I think that all of this is very laudable, but this is how everybody used to do it just 3 decades ago. It's great that there are still people who prefer this to CGI, but I don't think it's anything marvelous.

January 4, 2014 at 5:46PM, Edited September 4, 8:45AM


I see your point, but it's quite impressive when you consider how old redford is, and how dangerous some of these stunts are. I think it's pretty ballsy even getting a studio to sign off on these sort of things when they could just push it down the pipe to Framestore etc and have the vfx guys thanklessly tire away on it.

January 5, 2014 at 1:57AM, Edited September 4, 8:45AM


Can't think of a film in the last 10 years that has a more effective or enticing title. I had to watch it as soon as I read the name.
When I learnt it was a Robert Redford one-hander I was doubly sold.

It's an impressive film. I only feel sorry for it coming out in the same year as 'Gravity', as they are essentially the same film.

January 5, 2014 at 12:18AM, Edited September 4, 8:45AM

Fresno Bob

Thank you for this great insight and Never Give Up!

January 5, 2014 at 7:33AM, Edited September 4, 8:45AM


great film …congrats to filmmaker and star!!! see you at sundance

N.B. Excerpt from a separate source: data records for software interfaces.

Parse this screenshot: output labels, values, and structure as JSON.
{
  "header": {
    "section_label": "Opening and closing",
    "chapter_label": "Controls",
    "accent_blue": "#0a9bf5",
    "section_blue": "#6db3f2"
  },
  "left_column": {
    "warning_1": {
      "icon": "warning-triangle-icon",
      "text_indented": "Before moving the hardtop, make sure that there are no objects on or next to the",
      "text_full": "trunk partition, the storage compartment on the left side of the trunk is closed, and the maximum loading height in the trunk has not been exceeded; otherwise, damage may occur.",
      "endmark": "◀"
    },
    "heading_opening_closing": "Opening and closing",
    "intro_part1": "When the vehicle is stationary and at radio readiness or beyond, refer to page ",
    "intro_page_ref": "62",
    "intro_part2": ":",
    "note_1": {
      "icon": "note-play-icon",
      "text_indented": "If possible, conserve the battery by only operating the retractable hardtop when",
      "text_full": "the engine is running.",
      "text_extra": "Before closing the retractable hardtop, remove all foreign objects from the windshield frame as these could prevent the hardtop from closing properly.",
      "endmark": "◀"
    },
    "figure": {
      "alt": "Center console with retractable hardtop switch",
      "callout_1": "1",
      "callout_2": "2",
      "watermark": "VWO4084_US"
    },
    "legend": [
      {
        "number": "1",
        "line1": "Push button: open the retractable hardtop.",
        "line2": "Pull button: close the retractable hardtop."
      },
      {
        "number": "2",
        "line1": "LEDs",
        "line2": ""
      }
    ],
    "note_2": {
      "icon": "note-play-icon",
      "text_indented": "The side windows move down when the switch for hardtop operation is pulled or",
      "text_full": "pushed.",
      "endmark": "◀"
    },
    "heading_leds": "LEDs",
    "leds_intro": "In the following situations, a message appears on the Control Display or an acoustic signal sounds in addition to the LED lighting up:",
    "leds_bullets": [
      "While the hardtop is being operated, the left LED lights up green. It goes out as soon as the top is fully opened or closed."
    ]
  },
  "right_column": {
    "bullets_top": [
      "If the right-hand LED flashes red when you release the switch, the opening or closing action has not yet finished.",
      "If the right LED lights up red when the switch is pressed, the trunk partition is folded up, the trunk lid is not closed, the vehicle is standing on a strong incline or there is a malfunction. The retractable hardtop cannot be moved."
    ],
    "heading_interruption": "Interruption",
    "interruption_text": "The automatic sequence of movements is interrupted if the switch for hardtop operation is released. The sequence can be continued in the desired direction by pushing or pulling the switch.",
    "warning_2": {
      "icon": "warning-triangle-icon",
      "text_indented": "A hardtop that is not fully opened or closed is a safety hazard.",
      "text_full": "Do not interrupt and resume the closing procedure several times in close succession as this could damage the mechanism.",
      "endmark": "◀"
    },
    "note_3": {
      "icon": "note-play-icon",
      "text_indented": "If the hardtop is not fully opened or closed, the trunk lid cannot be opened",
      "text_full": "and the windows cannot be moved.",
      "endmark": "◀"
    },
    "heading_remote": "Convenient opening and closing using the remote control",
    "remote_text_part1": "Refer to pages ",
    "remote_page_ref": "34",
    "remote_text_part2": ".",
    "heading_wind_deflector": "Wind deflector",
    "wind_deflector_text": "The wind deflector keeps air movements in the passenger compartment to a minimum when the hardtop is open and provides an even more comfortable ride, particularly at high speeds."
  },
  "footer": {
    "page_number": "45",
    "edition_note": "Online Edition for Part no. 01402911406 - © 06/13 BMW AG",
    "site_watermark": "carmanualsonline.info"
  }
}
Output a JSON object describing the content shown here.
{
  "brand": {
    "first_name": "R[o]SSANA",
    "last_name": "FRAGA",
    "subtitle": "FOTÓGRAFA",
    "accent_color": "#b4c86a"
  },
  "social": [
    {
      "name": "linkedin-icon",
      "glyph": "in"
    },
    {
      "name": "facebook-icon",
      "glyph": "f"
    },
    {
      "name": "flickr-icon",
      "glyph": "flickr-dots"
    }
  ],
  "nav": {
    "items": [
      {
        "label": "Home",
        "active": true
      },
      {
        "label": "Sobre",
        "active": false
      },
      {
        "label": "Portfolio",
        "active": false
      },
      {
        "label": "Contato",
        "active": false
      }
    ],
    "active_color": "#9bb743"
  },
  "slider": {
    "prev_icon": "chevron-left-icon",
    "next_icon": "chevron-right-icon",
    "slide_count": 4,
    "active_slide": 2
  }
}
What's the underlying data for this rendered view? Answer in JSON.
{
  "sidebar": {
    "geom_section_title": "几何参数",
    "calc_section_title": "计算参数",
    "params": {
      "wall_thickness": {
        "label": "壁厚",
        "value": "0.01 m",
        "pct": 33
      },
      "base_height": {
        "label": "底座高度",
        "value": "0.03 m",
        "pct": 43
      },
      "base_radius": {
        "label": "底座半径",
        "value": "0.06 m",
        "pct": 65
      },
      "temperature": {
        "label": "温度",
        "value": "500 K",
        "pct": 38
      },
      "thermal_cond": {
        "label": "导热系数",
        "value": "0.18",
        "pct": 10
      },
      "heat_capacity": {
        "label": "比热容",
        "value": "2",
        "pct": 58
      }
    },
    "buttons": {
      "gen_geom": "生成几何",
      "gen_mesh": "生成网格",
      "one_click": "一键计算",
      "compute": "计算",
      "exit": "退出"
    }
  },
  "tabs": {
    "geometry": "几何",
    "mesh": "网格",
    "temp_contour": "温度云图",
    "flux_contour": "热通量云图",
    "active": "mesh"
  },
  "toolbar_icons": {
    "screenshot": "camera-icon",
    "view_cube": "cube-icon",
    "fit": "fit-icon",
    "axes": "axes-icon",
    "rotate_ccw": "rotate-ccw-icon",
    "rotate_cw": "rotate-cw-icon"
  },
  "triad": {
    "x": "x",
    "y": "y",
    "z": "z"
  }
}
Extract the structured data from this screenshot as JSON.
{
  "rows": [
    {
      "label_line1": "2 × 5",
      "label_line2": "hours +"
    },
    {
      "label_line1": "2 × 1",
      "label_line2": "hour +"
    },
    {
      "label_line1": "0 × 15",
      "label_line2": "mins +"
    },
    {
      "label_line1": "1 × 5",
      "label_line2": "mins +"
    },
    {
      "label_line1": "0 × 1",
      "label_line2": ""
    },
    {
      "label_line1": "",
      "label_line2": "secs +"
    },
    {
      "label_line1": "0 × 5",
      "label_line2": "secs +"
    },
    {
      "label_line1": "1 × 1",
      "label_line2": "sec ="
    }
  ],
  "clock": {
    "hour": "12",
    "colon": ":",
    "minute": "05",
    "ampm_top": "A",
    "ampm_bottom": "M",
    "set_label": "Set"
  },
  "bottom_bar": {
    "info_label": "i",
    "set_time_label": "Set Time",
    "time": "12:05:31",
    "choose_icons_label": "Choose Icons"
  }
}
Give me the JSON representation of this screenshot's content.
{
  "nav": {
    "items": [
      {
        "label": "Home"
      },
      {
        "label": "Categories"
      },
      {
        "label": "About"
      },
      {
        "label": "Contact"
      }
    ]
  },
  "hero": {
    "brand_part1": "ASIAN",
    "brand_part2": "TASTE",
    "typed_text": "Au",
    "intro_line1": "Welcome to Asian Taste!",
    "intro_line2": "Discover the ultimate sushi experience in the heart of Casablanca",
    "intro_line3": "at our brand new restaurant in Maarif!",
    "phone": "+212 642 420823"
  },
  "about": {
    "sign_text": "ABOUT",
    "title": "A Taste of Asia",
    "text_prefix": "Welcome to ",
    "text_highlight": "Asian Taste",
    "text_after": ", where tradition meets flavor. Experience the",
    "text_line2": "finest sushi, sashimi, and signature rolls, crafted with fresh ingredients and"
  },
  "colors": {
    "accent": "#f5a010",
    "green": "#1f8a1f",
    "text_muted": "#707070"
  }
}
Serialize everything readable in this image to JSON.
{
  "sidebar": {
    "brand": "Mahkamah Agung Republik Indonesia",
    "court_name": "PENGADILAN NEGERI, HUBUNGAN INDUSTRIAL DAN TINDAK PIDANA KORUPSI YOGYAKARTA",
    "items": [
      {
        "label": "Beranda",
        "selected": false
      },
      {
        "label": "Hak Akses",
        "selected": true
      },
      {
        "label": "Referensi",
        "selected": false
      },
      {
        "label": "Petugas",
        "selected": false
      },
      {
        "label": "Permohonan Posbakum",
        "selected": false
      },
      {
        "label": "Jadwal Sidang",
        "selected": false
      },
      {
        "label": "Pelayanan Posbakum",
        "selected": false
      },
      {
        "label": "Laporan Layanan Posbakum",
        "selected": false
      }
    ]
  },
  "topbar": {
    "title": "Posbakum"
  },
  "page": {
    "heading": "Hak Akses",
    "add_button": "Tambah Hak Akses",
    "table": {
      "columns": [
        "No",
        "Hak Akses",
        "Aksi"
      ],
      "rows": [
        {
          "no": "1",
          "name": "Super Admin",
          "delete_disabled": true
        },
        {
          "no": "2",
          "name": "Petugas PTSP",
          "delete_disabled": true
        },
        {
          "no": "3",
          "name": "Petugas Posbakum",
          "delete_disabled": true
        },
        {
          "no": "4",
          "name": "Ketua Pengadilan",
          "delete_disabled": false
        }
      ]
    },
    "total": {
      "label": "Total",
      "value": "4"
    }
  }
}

January 5, 2014 at 7:48AM, Edited September 4, 8:45AM


Whether CGI or not - the story is fantastic an it is filmed with an real profound understanding of how film works, that searches itself in most of the modern films. It is nearly an example for lectures at film school, how great suspense, camerawork and acting are functioning together although it has no dialogue.It would be very interesting to watch it as a silent-film to analyze the power of the pictures isolated. For me it is a film-film that uses its tools with a delicate gusto.
But one shouldn't compare it to "Pi", because the genres and the artistic premises are too different. "Pi" is a fairy tale, this one is a drama and a metaphor for live.
My uttermost compliments! It will at least get one academy award!

January 6, 2014 at 2:31PM, Edited September 4, 8:45AM

Alexander Machytka

My only question is, how is it "dialogue-free" and yet rated PG-13 for "Brief Strong Language"?

January 11, 2014 at 5:11PM, Edited September 4, 8:45AM